Read more about Laura Hwang here.
At the tender age of 33, Candice has pushed e-commerce start-up ShopBack from a Singapore-based team of just three people in 2014 to a regional force of 100 employees today. In addition, her tenure as Chief Commercial Officer has seen the company flourish across six nations in Asia in less than three years, and outgrow their No. 1 competitor, Ebates.com, in the region. Not bad for a young lady who took a massive 70 per cent pay cut just so she could jump ship from finance to tech. “In 2012, I saw that my US-based friends whom I respected were making huge career switches. That helped to push me to make the change as well,” says Candice. “Most importantly, I realised that I didn’t see myself doing banking in the next five years when I took a moment to reflect my career path. I wanted to expand my skillsets and open more options.”
Read more about Candice Ong here.

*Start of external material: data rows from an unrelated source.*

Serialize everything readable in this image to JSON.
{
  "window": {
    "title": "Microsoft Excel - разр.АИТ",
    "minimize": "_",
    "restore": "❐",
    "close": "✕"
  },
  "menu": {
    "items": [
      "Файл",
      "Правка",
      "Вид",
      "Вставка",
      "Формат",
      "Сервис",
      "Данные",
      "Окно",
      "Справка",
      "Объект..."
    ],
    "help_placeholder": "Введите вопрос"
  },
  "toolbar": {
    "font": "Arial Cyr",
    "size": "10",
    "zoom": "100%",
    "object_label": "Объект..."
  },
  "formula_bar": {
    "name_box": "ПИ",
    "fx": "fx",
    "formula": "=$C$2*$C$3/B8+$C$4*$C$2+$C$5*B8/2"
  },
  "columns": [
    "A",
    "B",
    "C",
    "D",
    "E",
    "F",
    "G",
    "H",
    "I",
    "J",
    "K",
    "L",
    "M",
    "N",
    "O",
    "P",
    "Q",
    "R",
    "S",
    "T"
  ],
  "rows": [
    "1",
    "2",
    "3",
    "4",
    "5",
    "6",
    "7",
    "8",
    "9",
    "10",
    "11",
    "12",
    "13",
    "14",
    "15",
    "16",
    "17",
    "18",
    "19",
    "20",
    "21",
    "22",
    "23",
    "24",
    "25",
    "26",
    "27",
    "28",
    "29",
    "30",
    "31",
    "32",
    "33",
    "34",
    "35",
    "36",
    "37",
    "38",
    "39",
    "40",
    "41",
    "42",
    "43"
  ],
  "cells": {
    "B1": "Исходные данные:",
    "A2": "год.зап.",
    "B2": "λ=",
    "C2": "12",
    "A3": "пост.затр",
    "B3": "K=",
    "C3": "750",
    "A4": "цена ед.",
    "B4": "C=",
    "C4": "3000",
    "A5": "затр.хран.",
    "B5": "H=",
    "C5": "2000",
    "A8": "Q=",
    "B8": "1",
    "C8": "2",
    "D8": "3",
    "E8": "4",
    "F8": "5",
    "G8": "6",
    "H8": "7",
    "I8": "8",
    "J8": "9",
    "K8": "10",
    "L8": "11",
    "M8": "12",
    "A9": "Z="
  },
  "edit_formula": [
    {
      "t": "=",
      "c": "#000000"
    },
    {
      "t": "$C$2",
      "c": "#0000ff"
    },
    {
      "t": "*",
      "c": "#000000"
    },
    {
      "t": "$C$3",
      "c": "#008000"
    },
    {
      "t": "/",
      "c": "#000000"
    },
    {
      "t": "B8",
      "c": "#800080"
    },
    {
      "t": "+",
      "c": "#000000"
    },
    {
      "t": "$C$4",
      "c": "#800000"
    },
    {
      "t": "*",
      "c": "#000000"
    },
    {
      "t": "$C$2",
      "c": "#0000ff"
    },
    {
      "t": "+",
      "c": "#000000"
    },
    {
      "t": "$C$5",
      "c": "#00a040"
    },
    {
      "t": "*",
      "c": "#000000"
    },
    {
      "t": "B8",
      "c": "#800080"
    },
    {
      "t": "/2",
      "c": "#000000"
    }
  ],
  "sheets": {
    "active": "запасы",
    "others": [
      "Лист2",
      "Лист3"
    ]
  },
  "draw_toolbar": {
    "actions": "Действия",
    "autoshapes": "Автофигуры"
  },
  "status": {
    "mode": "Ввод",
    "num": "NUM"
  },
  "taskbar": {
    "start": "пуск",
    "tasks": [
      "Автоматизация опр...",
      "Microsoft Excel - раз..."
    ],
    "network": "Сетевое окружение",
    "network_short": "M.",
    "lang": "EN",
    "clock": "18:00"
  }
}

A graduate of Visual Communication and trained in graphic design, Elyn actually got her start in another industry. “I was in the advertising executive for 16 years and I never imagined myself in fashion,” she confesses. “The reason I started the label was because of my insecurity. As a creative person, I also felt that even though I was in advertising I should be able to create anything. So I challenged myself to design a fashion line.” What began as a challenge quickly turned into a passion for Elyn as she married garment construction with architecture and installation art, resulting in home-grown fashion label, Stolen. The brand, which turns 10 this year, has come leaps and bounds since its inception. In 2014, Elyn took the label and participated in TMRW, a showcase featuring emerging designers from around the world during New York Fashion Week.
Read more about Elyn Wong here.